Furthermore, maltose can also be used to make wine by aiding in kickstarting the fermentation process. Since maltose is a sugar formed through fermenting wheat grass, it can speed up the process of fermentation. Maltose, active distiller’s yeast, and fruit should be combined in a special fermentation jar in order to prevent the mixture from growing mold. After about a week, the container may be opened, and the all-natural homebrew can be enjoyed.

Maltose can be used as a flavoring for dishes like roast duck. Photo/Chih-Jung Hsu

Chinese & Western Points of View on Maltose

While usually consumed as candy and in specialty dishes, maltose even proves beneficial in the medical field. The well-known traditional Chinese medical science classical work, “Herbal Foundation Compendium,” mentioned, “Maltose is sweet, gentle, and replenishes energy. Along with this, it provides nourishment for the body, is good for the stomach, combats weakness, and nourishes the lungs. Hence, it is conducive to relieving chronic bronchial symptoms including coughs due to lung deficiency, dry cough without phlegm, and shortness of breath while walking,”

From Chinese traditional medicine’s point of view, maltose can be used in natural medications, such as loquat paste. It can also be used as a nutritional supplement. Zhu Bo Yuan often combines cicada shells, loquat leaves, mulberry leaves, and golden dates with maltose, which can protect people’s throats effectively.

However, viewing maltose from western nutritional science’s stance, many nutritionists would regard maltose as just a carbohydrate. Cheng-Yu Su, a nutritionist, noted that nutritional science doesn’t mention much about the nourishing value of maltose and that it has rather been used primarily as a booster to regain strength. But Su still considered that Chinese medical science is worth believing to a certain extent. He commented, “When I was a child, my mom always gave me some maltose when my asthma was acting up or when I was feeling unwell, and it really helped!” Despite this, he also emphasized that when it comes to serious ailments such as cancer, consuming maltose definitely will not aid in recovering from such an illness without additional medical help.

Wheat germ and steamed rice are main ingredients of maltose. Photo/Chih-Jung Hsu

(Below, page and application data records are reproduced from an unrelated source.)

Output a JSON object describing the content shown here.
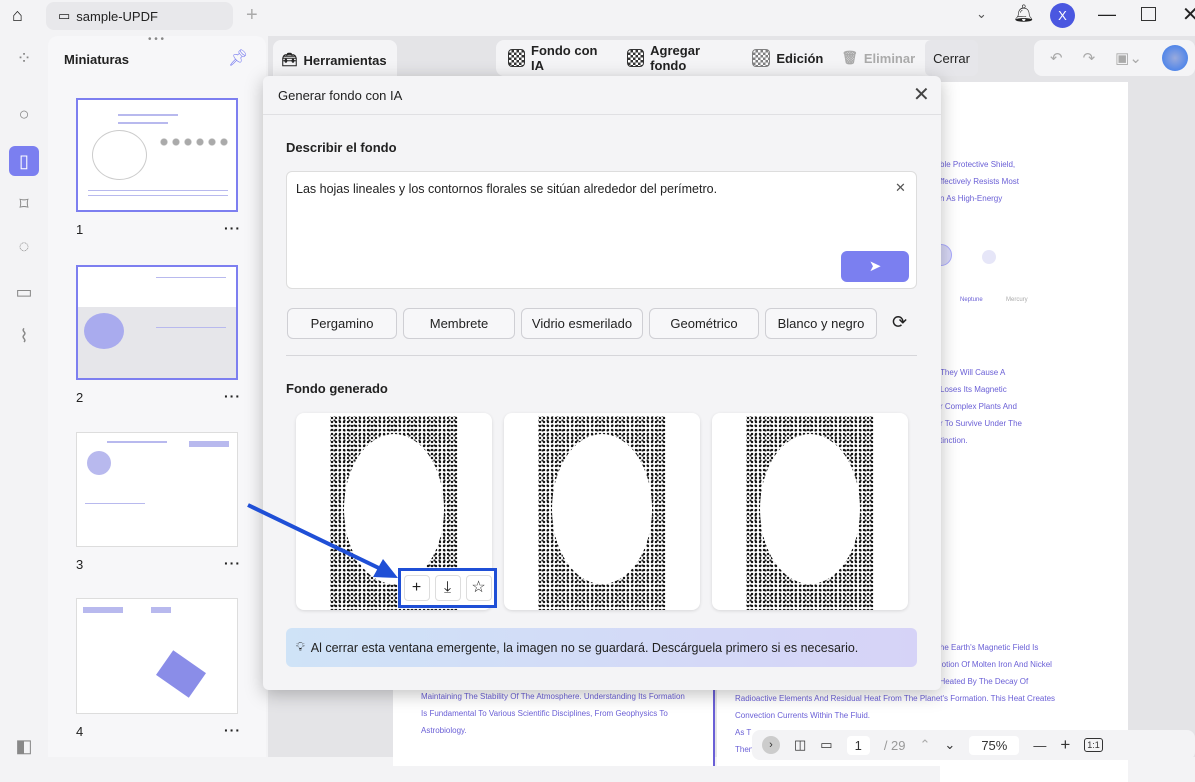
{
  "window": {
    "tab_title": "sample-UPDF",
    "avatar_letter": "X"
  },
  "thumbnails": {
    "title": "Miniaturas",
    "pages": [
      "1",
      "2",
      "3",
      "4"
    ]
  },
  "toolbar": {
    "tools": "Herramientas",
    "ai_background": "Fondo con IA",
    "add_background": "Agregar fondo",
    "edit": "Edición",
    "delete": "Eliminar",
    "close": "Cerrar"
  },
  "dialog": {
    "title": "Generar fondo con IA",
    "describe_label": "Describir el fondo",
    "prompt": "Las hojas lineales y los contornos florales se sitúan alrededor del perímetro.",
    "chips": [
      "Pergamino",
      "Membrete",
      "Vidrio esmerilado",
      "Geométrico",
      "Blanco y negro"
    ],
    "generated_label": "Fondo generado",
    "notice": "Al cerrar esta ventana emergente, la imagen no se guardará. Descárguela primero si es necesario."
  },
  "document": {
    "right_lines": [
      "ble Protective Shield,",
      "ffectively Resists Most",
      "n As High-Energy"
    ],
    "planets": [
      "Neptune",
      "Mercury"
    ],
    "right_lines2": [
      "They Will Cause A",
      "Loses Its Magnetic",
      "r Complex Plants And",
      "r To Survive Under The",
      "tinction."
    ],
    "right_lines3": [
      "The Earth's Magnetic Field Is",
      "Motion Of Molten Iron And Nickel",
      ", Heated By The Decay Of",
      "Radioactive Elements And Residual Heat From The Planet's Formation. This Heat Creates",
      "Convection Currents Within The Fluid.",
      "As T",
      "Then"
    ],
    "left_lines": [
      "Maintaining The Stability Of The Atmosphere. Understanding Its Formation",
      "Is Fundamental To Various Scientific Disciplines, From Geophysics To",
      "Astrobiology."
    ]
  },
  "pagination": {
    "current": "1",
    "total": "/ 29",
    "zoom": "75%"
  },
  "colors": {
    "accent": "#7b7ff0",
    "highlight": "#1f4fd6"
  }
}
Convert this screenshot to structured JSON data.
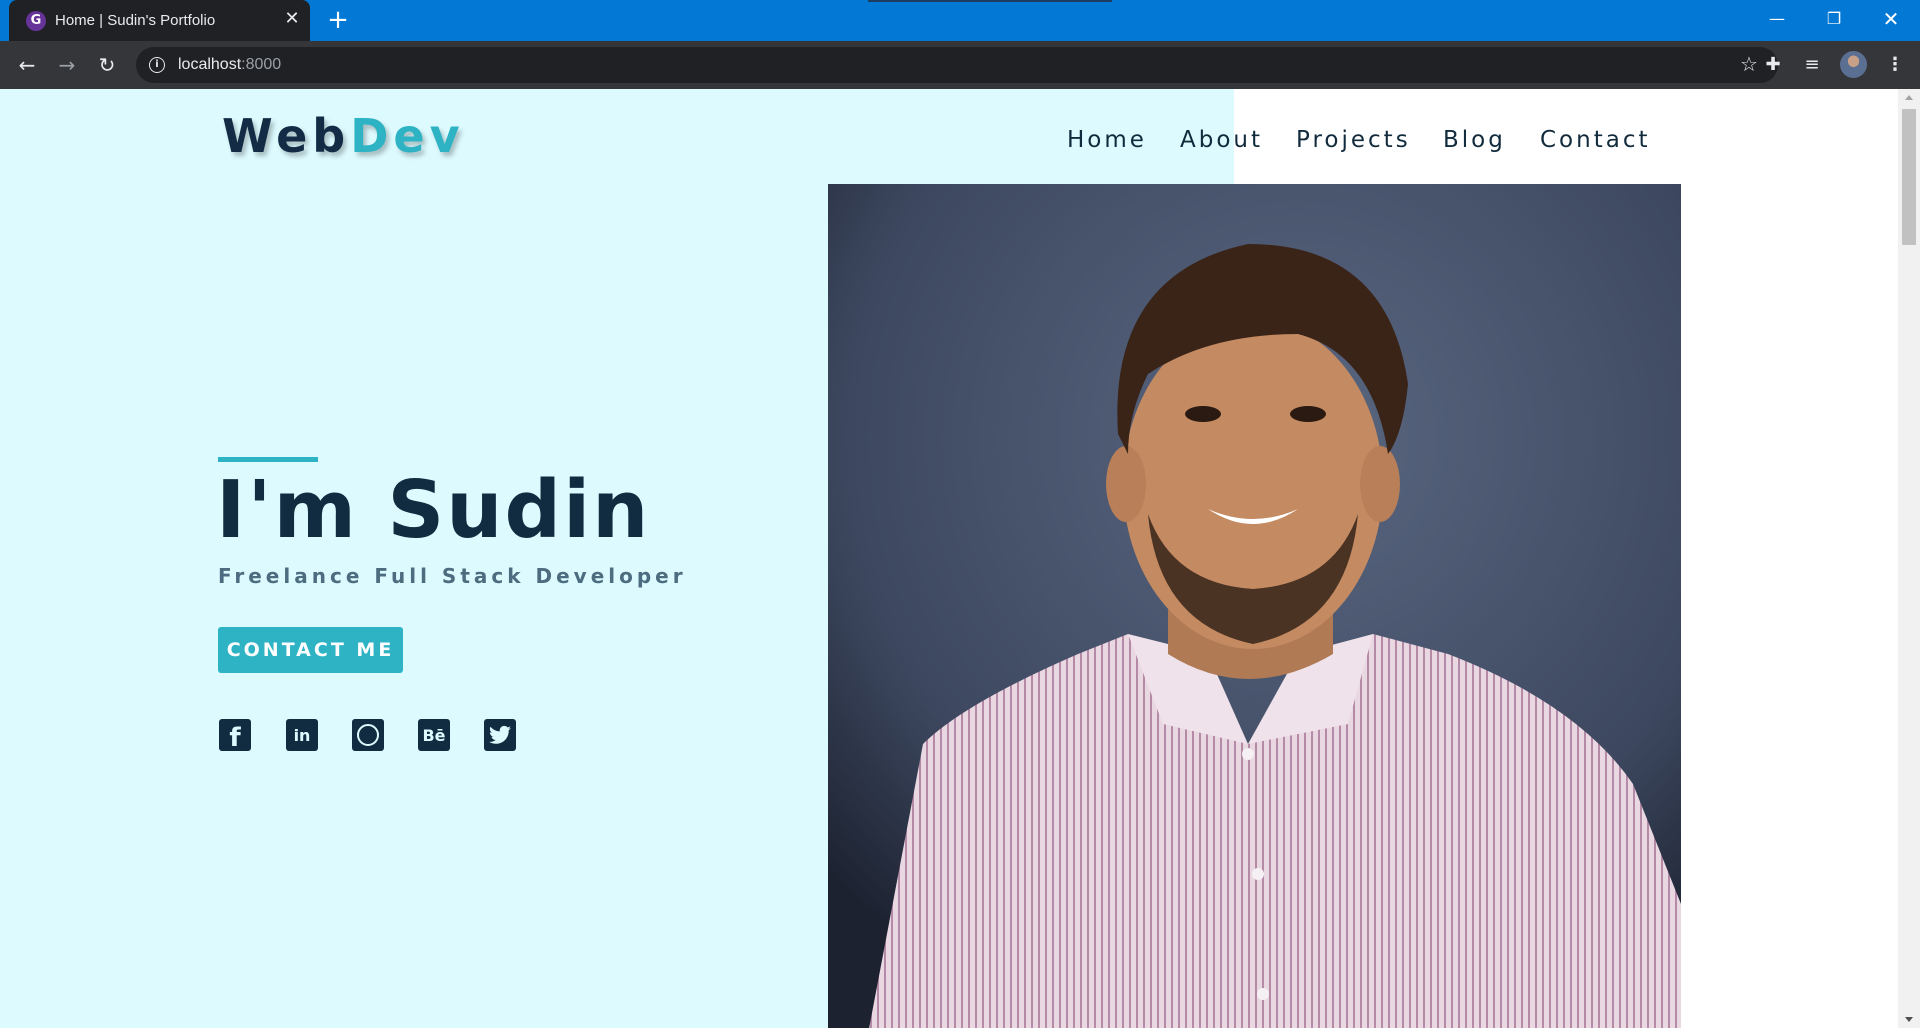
{
  "browser": {
    "tab_title": "Home | Sudin's Portfolio",
    "tab_favicon": "G",
    "tab_close_glyph": "✕",
    "new_tab_glyph": "+",
    "url_host": "localhost",
    "url_port": ":8000",
    "window_controls": {
      "minimize": "—",
      "maximize": "❐",
      "close": "✕"
    },
    "nav_glyphs": {
      "back": "←",
      "forward": "→",
      "reload": "↻",
      "info": "i",
      "star": "☆",
      "extensions": "✚",
      "media": "≡",
      "menu": "⋮"
    }
  },
  "site": {
    "logo": {
      "part1": "Web",
      "part2": "Dev"
    },
    "nav": [
      "Home",
      "About",
      "Projects",
      "Blog",
      "Contact"
    ],
    "hero": {
      "title": "I'm Sudin",
      "subtitle": "Freelance Full Stack Developer",
      "cta": "CONTACT ME"
    },
    "social": [
      {
        "icon": "facebook-icon",
        "glyph": "f"
      },
      {
        "icon": "linkedin-icon",
        "glyph": "in"
      },
      {
        "icon": "dribbble-icon"
      },
      {
        "icon": "behance-icon",
        "glyph": "Bē"
      },
      {
        "icon": "twitter-icon"
      }
    ],
    "portrait": "portrait-photo"
  },
  "colors": {
    "chrome_titlebar": "#0378d4",
    "chrome_toolbar": "#35363a",
    "hero_bg": "#ddfbff",
    "accent": "#2eb3c4",
    "navy": "#112b40"
  }
}
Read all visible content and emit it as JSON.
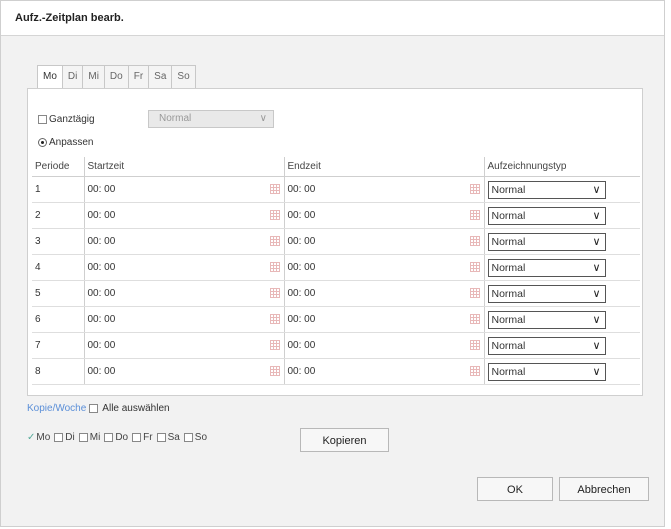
{
  "dialog": {
    "title": "Aufz.-Zeitplan bearb."
  },
  "tabs": [
    "Mo",
    "Di",
    "Mi",
    "Do",
    "Fr",
    "Sa",
    "So"
  ],
  "active_tab": "Mo",
  "mode": {
    "all_day_label": "Ganztägig",
    "all_day_type": "Normal",
    "custom_label": "Anpassen",
    "selected": "Anpassen"
  },
  "table": {
    "headers": {
      "period": "Periode",
      "start": "Startzeit",
      "end": "Endzeit",
      "type": "Aufzeichnungstyp"
    },
    "rows": [
      {
        "period": "1",
        "start": "00: 00",
        "end": "00: 00",
        "type": "Normal"
      },
      {
        "period": "2",
        "start": "00: 00",
        "end": "00: 00",
        "type": "Normal"
      },
      {
        "period": "3",
        "start": "00: 00",
        "end": "00: 00",
        "type": "Normal"
      },
      {
        "period": "4",
        "start": "00: 00",
        "end": "00: 00",
        "type": "Normal"
      },
      {
        "period": "5",
        "start": "00: 00",
        "end": "00: 00",
        "type": "Normal"
      },
      {
        "period": "6",
        "start": "00: 00",
        "end": "00: 00",
        "type": "Normal"
      },
      {
        "period": "7",
        "start": "00: 00",
        "end": "00: 00",
        "type": "Normal"
      },
      {
        "period": "8",
        "start": "00: 00",
        "end": "00: 00",
        "type": "Normal"
      }
    ]
  },
  "copy": {
    "link_label": "Kopie/Woche",
    "select_all_label": "Alle auswählen",
    "days": [
      "Mo",
      "Di",
      "Mi",
      "Do",
      "Fr",
      "Sa",
      "So"
    ],
    "checked_day": "Mo",
    "copy_button": "Kopieren"
  },
  "buttons": {
    "ok": "OK",
    "cancel": "Abbrechen"
  }
}
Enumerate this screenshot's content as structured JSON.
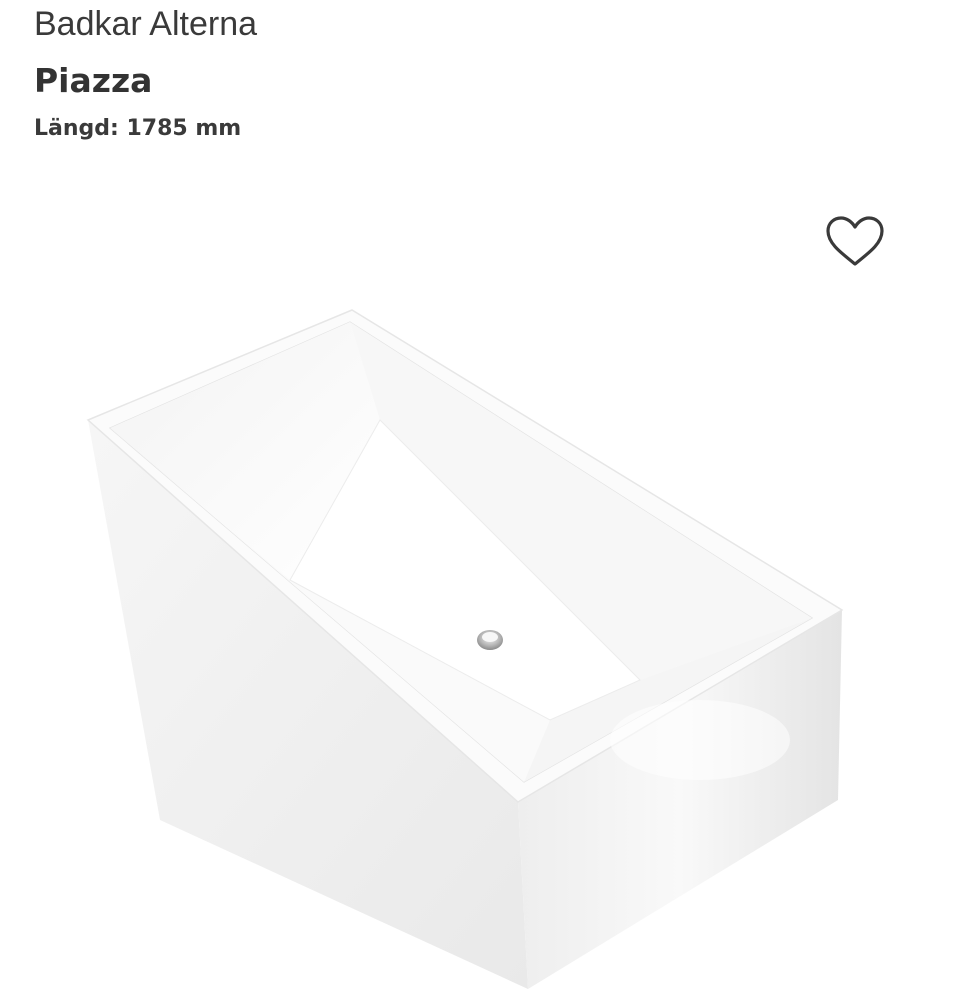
{
  "product": {
    "brand": "Badkar Alterna",
    "name": "Piazza",
    "spec": "Längd: 1785 mm"
  },
  "favorite": {
    "icon": "heart-outline-icon"
  },
  "image": {
    "alt": "Badkar Alterna Piazza fristående badkar"
  },
  "colors": {
    "text": "#333333",
    "accent": "#b64a4a",
    "background": "#ffffff"
  }
}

Speaking of carbohydrates, maltose can be classified as a healthy one. Nutritionist Su indicated that carbohydrates can be sorted into three categories: “monosaccharides,” “disaccharides,” and “polysaccharides.” Monosaccharides are the sweetest and the easiest to cause hyperglycemia of the three and is the one that could most likely cause hypertension and/or high blood sugar if consumed in an excessive amount.

Maltose is considerably healthier, as it is categorized as a disaccharide. It is less sweet than monosaccharides, has a low GI (Glycemic Index) value, and the ingredients are simple and natural. Despite this, maltose is still candy; even though it is significantly healthier than other sweets, it is still advised not to eat too much. But, there is no harm in experiencing the sweet nostalgia of maltose every now and then by putting a layer of maltose between two crackers just like people in the past generations have done.

Nostalgia is a powerful feeling that tends to skew how we look at the past and can be evoked by remembering flavors that are connected to our fondest memories. Maltose, a childhood treat and dash of sweetness in various cuisines, connects many people in Taiwan to their glory days. This comforting flavor is savored by many regardless of how much time has passed.